Your task » Your output should be the line with "Decode this image" and all following lines of the data below, through the end, repeated exactly.

Material to process »
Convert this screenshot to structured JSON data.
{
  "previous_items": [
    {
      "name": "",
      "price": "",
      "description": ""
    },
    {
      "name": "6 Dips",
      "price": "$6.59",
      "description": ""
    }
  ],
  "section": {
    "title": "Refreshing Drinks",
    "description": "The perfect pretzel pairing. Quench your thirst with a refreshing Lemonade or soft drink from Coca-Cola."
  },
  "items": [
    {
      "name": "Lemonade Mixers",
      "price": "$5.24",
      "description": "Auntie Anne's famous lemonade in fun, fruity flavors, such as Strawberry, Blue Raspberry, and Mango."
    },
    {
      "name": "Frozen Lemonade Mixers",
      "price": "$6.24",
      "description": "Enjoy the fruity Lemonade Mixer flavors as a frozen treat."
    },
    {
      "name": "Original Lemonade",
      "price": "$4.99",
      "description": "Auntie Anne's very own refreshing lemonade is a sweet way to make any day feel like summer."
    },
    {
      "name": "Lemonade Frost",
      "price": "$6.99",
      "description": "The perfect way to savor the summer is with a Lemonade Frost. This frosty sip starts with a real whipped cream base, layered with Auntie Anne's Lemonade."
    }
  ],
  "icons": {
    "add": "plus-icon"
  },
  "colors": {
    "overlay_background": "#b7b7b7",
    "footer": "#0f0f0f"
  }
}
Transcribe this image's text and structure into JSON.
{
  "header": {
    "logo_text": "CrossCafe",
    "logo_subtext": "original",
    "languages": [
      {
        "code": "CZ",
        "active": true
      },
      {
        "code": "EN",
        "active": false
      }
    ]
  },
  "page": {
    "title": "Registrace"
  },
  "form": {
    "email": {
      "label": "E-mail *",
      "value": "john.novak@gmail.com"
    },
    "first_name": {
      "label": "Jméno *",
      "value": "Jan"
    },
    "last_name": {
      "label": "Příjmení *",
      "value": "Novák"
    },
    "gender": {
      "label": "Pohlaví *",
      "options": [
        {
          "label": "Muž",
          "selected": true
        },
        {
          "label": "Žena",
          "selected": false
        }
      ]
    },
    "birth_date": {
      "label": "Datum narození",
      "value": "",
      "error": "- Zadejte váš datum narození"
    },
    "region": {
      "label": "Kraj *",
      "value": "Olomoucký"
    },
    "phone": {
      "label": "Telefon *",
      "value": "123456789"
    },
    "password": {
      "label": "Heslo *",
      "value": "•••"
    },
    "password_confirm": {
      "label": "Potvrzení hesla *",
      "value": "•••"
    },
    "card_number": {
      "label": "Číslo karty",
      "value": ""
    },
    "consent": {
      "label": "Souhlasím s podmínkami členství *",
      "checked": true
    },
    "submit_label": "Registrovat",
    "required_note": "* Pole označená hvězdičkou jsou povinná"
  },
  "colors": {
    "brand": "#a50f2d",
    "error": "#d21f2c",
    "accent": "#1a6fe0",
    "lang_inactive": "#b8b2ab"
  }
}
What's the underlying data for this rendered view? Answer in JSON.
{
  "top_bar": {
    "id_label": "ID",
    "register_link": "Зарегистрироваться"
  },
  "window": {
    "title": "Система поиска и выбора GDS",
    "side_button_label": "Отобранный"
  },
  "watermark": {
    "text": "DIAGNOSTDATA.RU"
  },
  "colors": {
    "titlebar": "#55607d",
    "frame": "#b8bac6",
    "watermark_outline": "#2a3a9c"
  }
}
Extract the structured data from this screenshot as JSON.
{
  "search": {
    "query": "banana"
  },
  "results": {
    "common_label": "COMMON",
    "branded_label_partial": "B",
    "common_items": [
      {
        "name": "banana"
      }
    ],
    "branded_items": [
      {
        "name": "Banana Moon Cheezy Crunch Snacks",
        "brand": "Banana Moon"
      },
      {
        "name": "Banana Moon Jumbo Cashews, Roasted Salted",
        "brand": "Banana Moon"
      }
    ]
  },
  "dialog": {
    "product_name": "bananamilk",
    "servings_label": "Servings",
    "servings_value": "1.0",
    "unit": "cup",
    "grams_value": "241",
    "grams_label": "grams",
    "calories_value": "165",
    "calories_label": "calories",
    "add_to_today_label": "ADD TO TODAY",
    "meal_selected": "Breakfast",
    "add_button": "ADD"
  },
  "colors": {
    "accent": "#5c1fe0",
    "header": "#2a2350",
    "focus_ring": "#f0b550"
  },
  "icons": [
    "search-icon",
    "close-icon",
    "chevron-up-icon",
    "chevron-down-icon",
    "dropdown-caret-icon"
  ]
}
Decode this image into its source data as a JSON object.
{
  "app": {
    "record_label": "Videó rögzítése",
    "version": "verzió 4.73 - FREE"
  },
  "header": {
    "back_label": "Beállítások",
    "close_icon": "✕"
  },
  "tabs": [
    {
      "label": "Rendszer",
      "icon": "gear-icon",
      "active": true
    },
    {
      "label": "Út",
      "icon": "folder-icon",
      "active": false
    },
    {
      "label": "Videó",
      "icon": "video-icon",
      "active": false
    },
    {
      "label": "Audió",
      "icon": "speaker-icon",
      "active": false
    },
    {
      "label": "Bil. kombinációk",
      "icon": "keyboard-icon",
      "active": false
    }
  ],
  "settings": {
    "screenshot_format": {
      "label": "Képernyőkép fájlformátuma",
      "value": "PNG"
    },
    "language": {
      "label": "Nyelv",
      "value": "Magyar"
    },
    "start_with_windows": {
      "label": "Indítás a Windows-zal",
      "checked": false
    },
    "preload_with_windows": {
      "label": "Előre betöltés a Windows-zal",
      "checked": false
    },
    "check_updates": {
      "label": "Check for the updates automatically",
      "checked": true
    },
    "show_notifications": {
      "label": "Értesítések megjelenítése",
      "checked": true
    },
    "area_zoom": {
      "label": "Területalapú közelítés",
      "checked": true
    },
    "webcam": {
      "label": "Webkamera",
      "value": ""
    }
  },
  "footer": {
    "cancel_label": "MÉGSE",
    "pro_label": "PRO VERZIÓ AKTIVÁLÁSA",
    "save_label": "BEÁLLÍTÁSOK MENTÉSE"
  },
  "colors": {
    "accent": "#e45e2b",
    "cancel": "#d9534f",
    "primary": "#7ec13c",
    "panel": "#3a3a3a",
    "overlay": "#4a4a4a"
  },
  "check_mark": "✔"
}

Result for this task »
Decode this image into its source data as a JSON object.
{
  "app": {
    "record_label": "Videó rögzítése",
    "version": "verzió 4.73 - FREE"
  },
  "header": {
    "back_label": "Beállítások",
    "close_icon": "✕"
  },
  "tabs": [
    {
      "label": "Rendszer",
      "icon": "gear-icon",
      "active": true
    },
    {
      "label": "Út",
      "icon": "folder-icon",
      "active": false
    },
    {
      "label": "Videó",
      "icon": "video-icon",
      "active": false
    },
    {
      "label": "Audió",
      "icon": "speaker-icon",
      "active": false
    },
    {
      "label": "Bil. kombinációk",
      "icon": "keyboard-icon",
      "active": false
    }
  ],
  "settings": {
    "screenshot_format": {
      "label": "Képernyőkép fájlformátuma",
      "value": "PNG"
    },
    "language": {
      "label": "Nyelv",
      "value": "Magyar"
    },
    "start_with_windows": {
      "label": "Indítás a Windows-zal",
      "checked": false
    },
    "preload_with_windows": {
      "label": "Előre betöltés a Windows-zal",
      "checked": false
    },
    "check_updates": {
      "label": "Check for the updates automatically",
      "checked": true
    },
    "show_notifications": {
      "label": "Értesítések megjelenítése",
      "checked": true
    },
    "area_zoom": {
      "label": "Területalapú közelítés",
      "checked": true
    },
    "webcam": {
      "label": "Webkamera",
      "value": ""
    }
  },
  "footer": {
    "cancel_label": "MÉGSE",
    "pro_label": "PRO VERZIÓ AKTIVÁLÁSA",
    "save_label": "BEÁLLÍTÁSOK MENTÉSE"
  },
  "colors": {
    "accent": "#e45e2b",
    "cancel": "#d9534f",
    "primary": "#7ec13c",
    "panel": "#3a3a3a",
    "overlay": "#4a4a4a"
  },
  "check_mark": "✔"
}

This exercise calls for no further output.